Other noticeable demographic traits of the surfer as an adventure participant is their tendency to engage in more than one activity and at times, across the life span. The literature is ripe with evidence that adventure travelers participate in multiple activities (Adventure Tourism Trade Association, 2010; Sung, 2004). Similiarly, Farmer (1992) found that surfers do engage in a sport in high school or college.
Buckley (2002) attempted to describe some of the lifestyles and consumer behavior of the surfer. He labels surfers as “cash rich, time poor” which may describe their adrenaline, risk seeking behaviors (p.
408). In addition, he finds in recent years that surfers, while some consider it a lifestyle, are treating their adventure travel as a “purchasable package holiday” (p. 413). Dolnicar and Fluker (2003) also moved beyond describing the surfer in terms of demographics and sought to understand the personality traits of surfers in Australia. They discover unique market segments of the surfer including those that are “price conscious safety seekers,” “price conscious adventurers,” “luxury surfers,” “ambivalents,” and “radical adventurers.” They advocate these groups behave and respond to marketing and tourism products differently.
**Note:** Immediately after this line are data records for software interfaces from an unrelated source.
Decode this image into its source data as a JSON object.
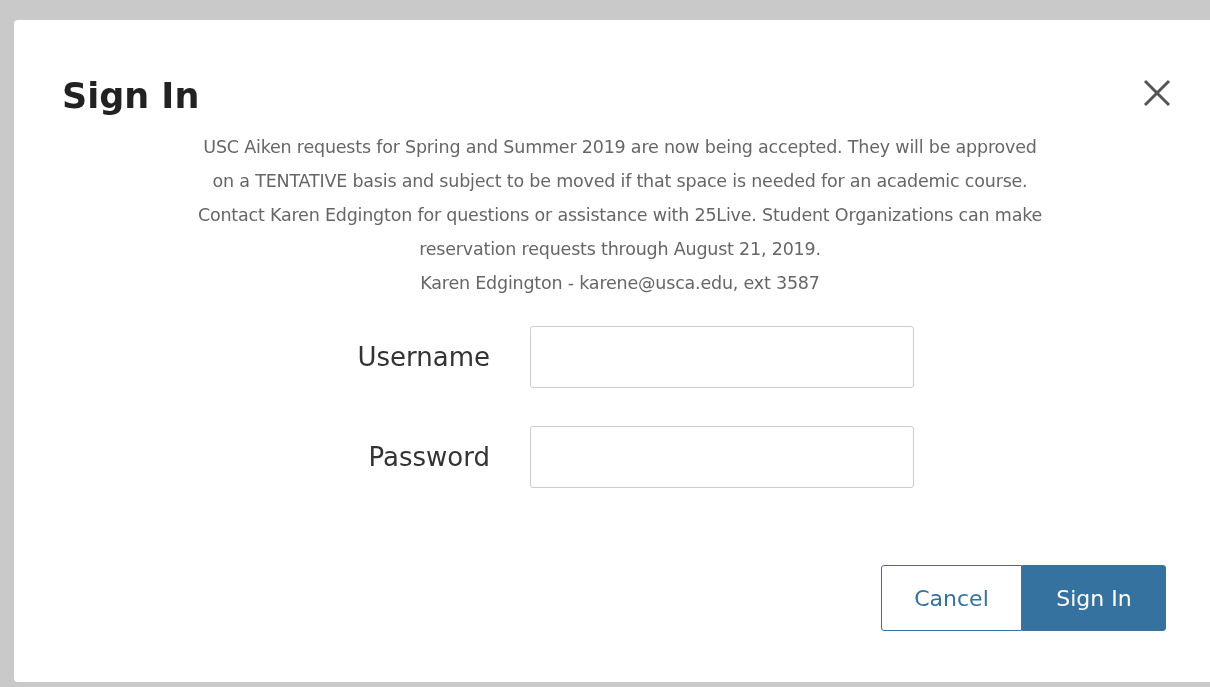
{
  "dialog": {
    "title": "Sign In",
    "message_lines": [
      "USC Aiken requests for Spring and Summer 2019 are now being accepted. They will be approved",
      "on a TENTATIVE basis and subject to be moved if that space is needed for an academic course.",
      "Contact Karen Edgington for questions or assistance with 25Live. Student Organizations can make",
      "reservation requests through August 21, 2019.",
      "Karen Edgington - karene@usca.edu, ext 3587"
    ],
    "fields": [
      {
        "label": "Username"
      },
      {
        "label": "Password"
      }
    ],
    "buttons": [
      {
        "label": "Cancel",
        "kind": "secondary"
      },
      {
        "label": "Sign In",
        "kind": "primary"
      }
    ]
  }
}
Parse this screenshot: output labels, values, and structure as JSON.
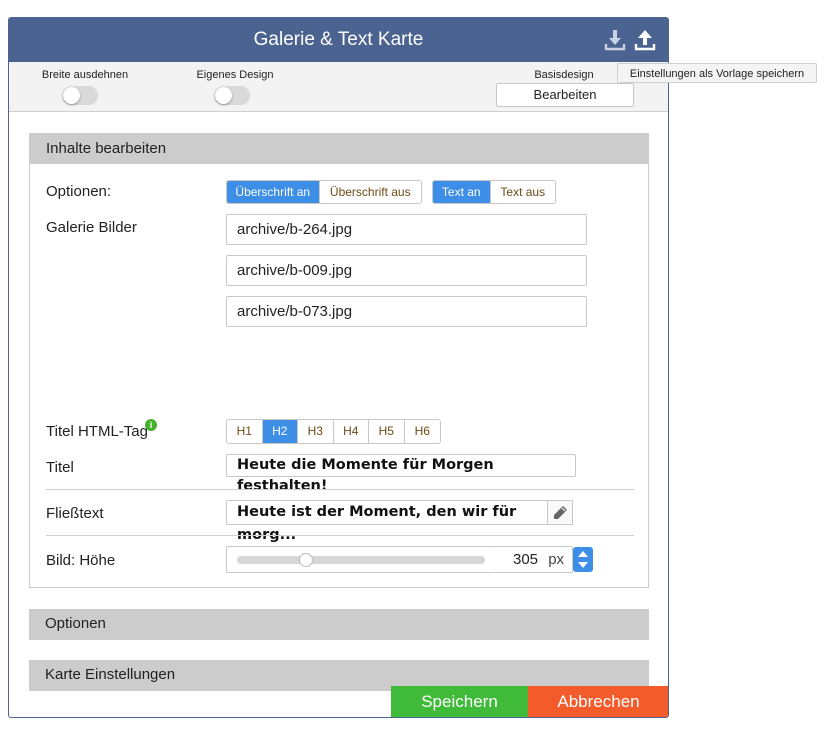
{
  "dialog": {
    "title": "Galerie & Text Karte",
    "icons": [
      "download-icon",
      "upload-icon"
    ]
  },
  "toolbar": {
    "expand_width_label": "Breite ausdehnen",
    "expand_width_on": false,
    "own_design_label": "Eigenes Design",
    "own_design_on": false,
    "base_design_label": "Basisdesign",
    "base_design_button": "Bearbeiten"
  },
  "tooltip": "Einstellungen als Vorlage speichern",
  "content_section": {
    "title": "Inhalte bearbeiten",
    "options_label": "Optionen:",
    "heading_toggle": [
      {
        "label": "Überschrift an",
        "active": true
      },
      {
        "label": "Überschrift aus",
        "active": false
      }
    ],
    "text_toggle": [
      {
        "label": "Text an",
        "active": true
      },
      {
        "label": "Text aus",
        "active": false
      }
    ],
    "gallery_label": "Galerie Bilder",
    "gallery_images": [
      "archive/b-264.jpg",
      "archive/b-009.jpg",
      "archive/b-073.jpg"
    ],
    "title_tag_label": "Titel HTML-Tag",
    "title_tags": [
      {
        "label": "H1",
        "active": false
      },
      {
        "label": "H2",
        "active": true
      },
      {
        "label": "H3",
        "active": false
      },
      {
        "label": "H4",
        "active": false
      },
      {
        "label": "H5",
        "active": false
      },
      {
        "label": "H6",
        "active": false
      }
    ],
    "title_label": "Titel",
    "title_value": "Heute die Momente für Morgen festhalten!",
    "body_label": "Fließtext",
    "body_value": "Heute ist der Moment, den wir für morg...",
    "image_height_label": "Bild: Höhe",
    "image_height_value": "305",
    "image_height_unit": "px",
    "image_height_slider_fraction": 0.28
  },
  "options_section": {
    "title": "Optionen"
  },
  "card_settings_section": {
    "title": "Karte Einstellungen"
  },
  "footer": {
    "save_label": "Speichern",
    "cancel_label": "Abbrechen"
  },
  "colors": {
    "header": "#4b6391",
    "accent": "#3d8ee6",
    "save": "#3fba39",
    "cancel": "#f45b2a",
    "info_badge": "#45b12f"
  }
}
Surfing is purported to be a unique culture and lifestyle on its own (Polzat-Newcomb, 1999). Surfers have been labeled as hippies, crazy, free spirits, or a “unique tribe of nomads” (Young, 1983, p. 189).
Farmer (1992) strove to understand this lifestyle more carefully. He found that these individuals do not engage in surfing for health and wellness, nor was competition important. Rather, they felt their adventure activity was more an “art form” and work was only important in that it provided the means necessary to keep surfing. In addition, he found that these individuals participated in surfing for what he labeled “vertigo motives.” These motivations were the need to for the excitement that comes from the risk of feeling the force of a “monster wave” pin them down and spin them around or escaping the danger of being caught in a rip current, or falling three stories down the face of a wave.
Therefore this study sought to build upon the current cache of knowledge of the surfer as the adventure traveler and explore the seemingly distinctive lifestyle of the surfer. Information of this type can assist resorts, attraction providers and other travel and tourism partners to create more effective marketing messages and strategies that speak to this market segment, ultimately serving them better. Thus, this
study asked the following research questions:
1) What is the demographic profile of the surfer as the adventure traveler:
What are the ages and gender of participants?
Do surfers participate in other types of adventure activities and across the life span?
2) What are some values and lifestyles and travel motivations of today’s surfing adventure traveler?
3) Are there differences among age groups and genders in travel motivations or values and lifestyles for the surfing adventure traveler?
questions such as gender, age, and ethnicity. In addition, this section determined if the individual participated in other types of “traditional” sports such as soccer or football and other adventure types of activities. Lastly, questions here also asked who the individual participates in these activities with and how they plan their travel.